| What to produce |
Although the records contain pictures, repeat only the text of every line exactly.

===== Records for this task

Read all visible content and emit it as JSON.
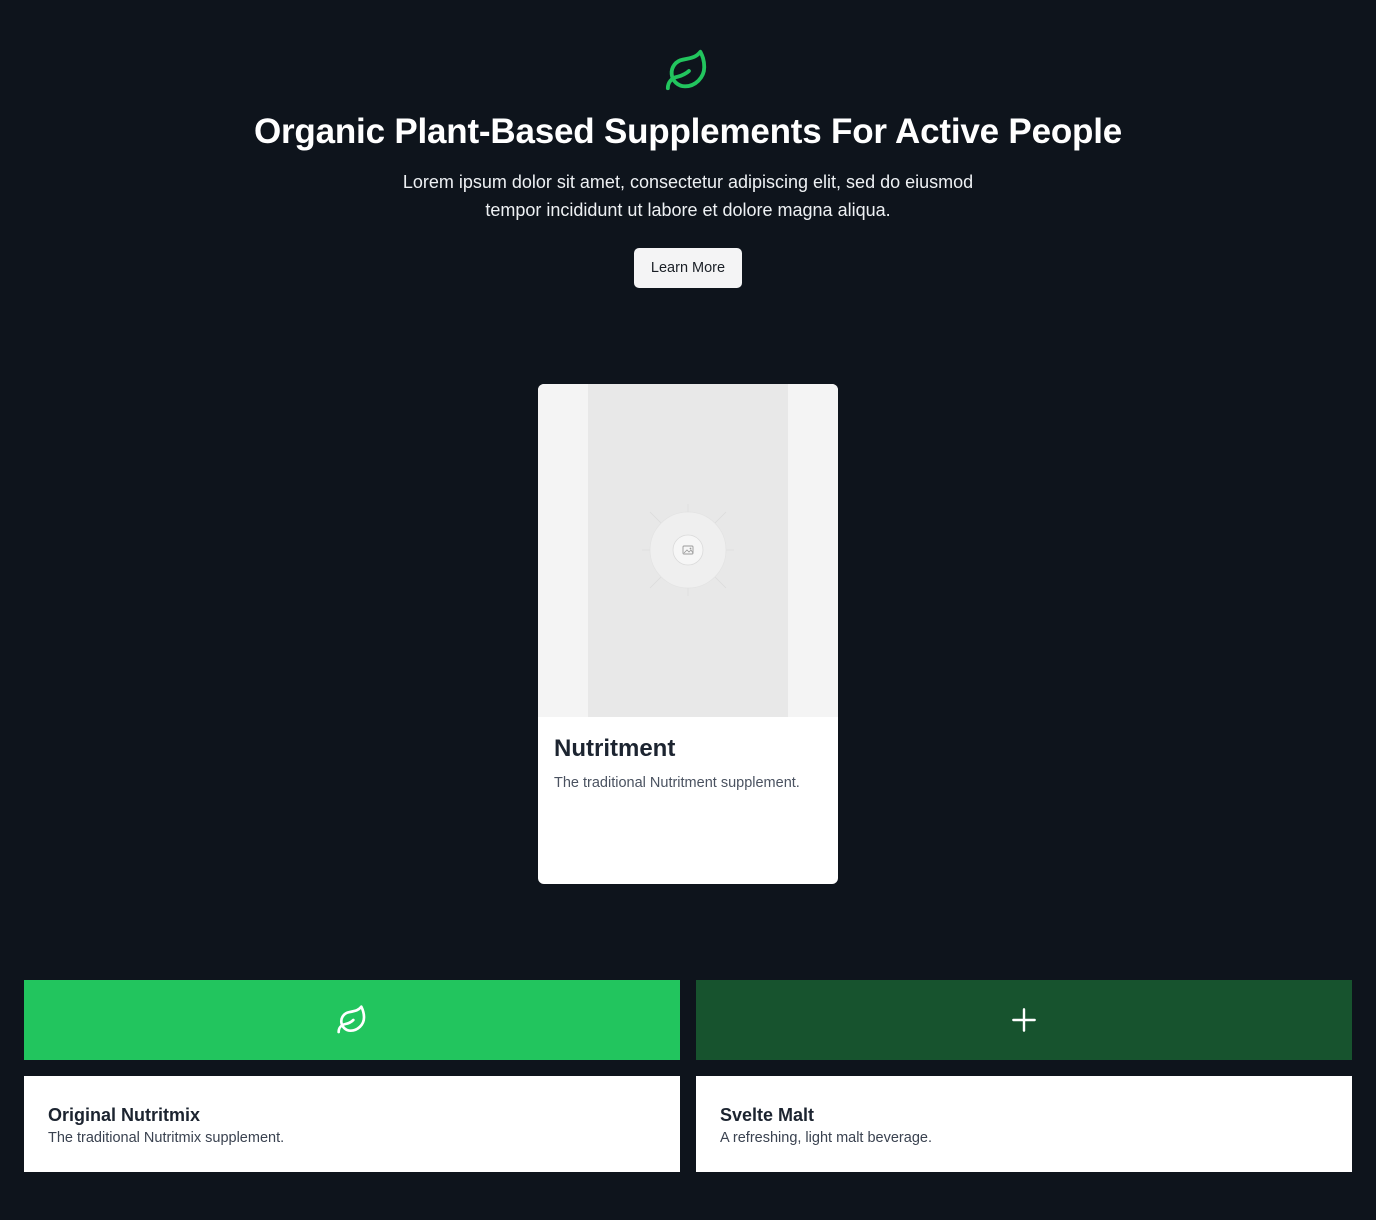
{
  "hero": {
    "icon": "leaf-icon",
    "title": "Organic Plant-Based Supplements For Active People",
    "subtitle_line1": "Lorem ipsum dolor sit amet, consectetur adipiscing elit, sed do eiusmod",
    "subtitle_line2": "tempor incididunt ut labore et dolore magna aliqua.",
    "button_label": "Learn More"
  },
  "featured": {
    "image_icon": "image-placeholder-icon",
    "title": "Nutritment",
    "description": "The traditional Nutritment supplement."
  },
  "products": [
    {
      "icon": "leaf-icon",
      "tile_color": "#22c55e",
      "title": "Original Nutritmix",
      "description": "The traditional Nutritmix supplement."
    },
    {
      "icon": "plus-icon",
      "tile_color": "#17532e",
      "title": "Svelte Malt",
      "description": "A refreshing, light malt beverage."
    }
  ],
  "colors": {
    "background": "#0e141c",
    "accent": "#22c55e",
    "accent_dark": "#17532e"
  }
}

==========

| Result |
Read all visible content and emit it as JSON.
{
  "hero": {
    "icon": "leaf-icon",
    "title": "Organic Plant-Based Supplements For Active People",
    "subtitle_line1": "Lorem ipsum dolor sit amet, consectetur adipiscing elit, sed do eiusmod",
    "subtitle_line2": "tempor incididunt ut labore et dolore magna aliqua.",
    "button_label": "Learn More"
  },
  "featured": {
    "image_icon": "image-placeholder-icon",
    "title": "Nutritment",
    "description": "The traditional Nutritment supplement."
  },
  "products": [
    {
      "icon": "leaf-icon",
      "tile_color": "#22c55e",
      "title": "Original Nutritmix",
      "description": "The traditional Nutritmix supplement."
    },
    {
      "icon": "plus-icon",
      "tile_color": "#17532e",
      "title": "Svelte Malt",
      "description": "A refreshing, light malt beverage."
    }
  ],
  "colors": {
    "background": "#0e141c",
    "accent": "#22c55e",
    "accent_dark": "#17532e"
  }
}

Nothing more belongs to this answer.